» **DESCRIPTION OF THE TASK**: Find all the lines in the material below with the word "pole", and copy them.

::::::::

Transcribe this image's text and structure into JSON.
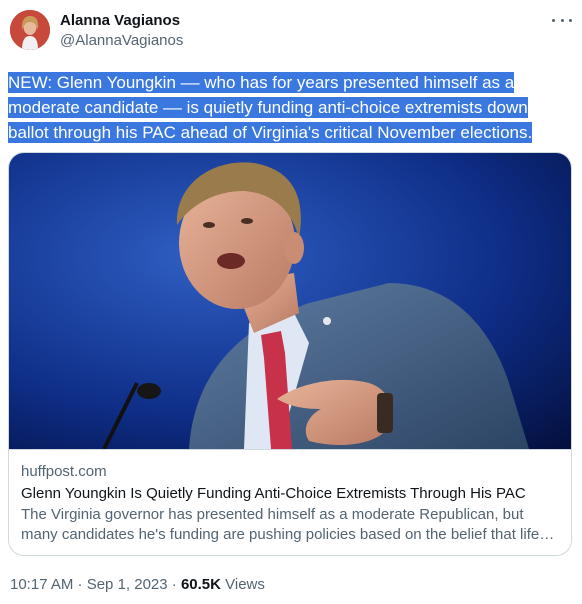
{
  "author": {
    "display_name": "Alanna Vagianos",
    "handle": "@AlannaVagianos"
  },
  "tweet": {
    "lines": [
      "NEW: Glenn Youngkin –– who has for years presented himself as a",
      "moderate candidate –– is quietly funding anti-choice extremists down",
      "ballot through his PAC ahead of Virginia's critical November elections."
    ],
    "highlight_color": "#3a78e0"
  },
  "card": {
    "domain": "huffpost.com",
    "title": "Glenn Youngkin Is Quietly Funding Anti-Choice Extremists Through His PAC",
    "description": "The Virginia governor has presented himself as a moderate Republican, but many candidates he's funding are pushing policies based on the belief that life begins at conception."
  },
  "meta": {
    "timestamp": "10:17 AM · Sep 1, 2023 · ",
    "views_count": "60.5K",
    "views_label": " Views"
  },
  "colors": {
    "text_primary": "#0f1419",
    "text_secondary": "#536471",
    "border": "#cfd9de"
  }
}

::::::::

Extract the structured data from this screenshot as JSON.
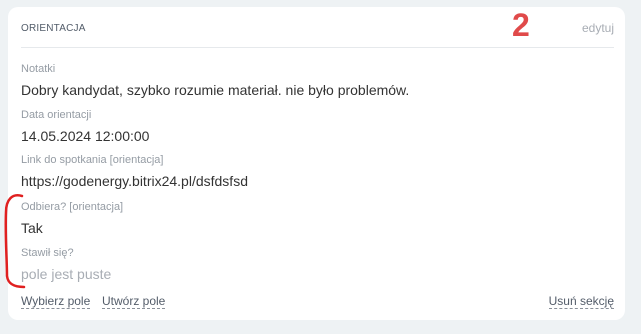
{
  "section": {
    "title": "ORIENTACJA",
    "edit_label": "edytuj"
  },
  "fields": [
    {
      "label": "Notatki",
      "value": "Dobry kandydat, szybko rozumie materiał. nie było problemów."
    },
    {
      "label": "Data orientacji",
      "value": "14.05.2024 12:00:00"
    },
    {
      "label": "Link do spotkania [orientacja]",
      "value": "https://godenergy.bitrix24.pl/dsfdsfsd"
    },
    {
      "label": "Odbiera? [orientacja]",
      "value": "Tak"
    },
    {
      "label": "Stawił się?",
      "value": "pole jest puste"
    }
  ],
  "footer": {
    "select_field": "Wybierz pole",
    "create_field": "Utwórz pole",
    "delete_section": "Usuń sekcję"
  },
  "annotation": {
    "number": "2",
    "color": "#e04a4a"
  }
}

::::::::

» **RESULT BELOW**:
      "value": "pole jest puste"
    "select_field": "Wybierz pole",
    "create_field": "Utwórz pole",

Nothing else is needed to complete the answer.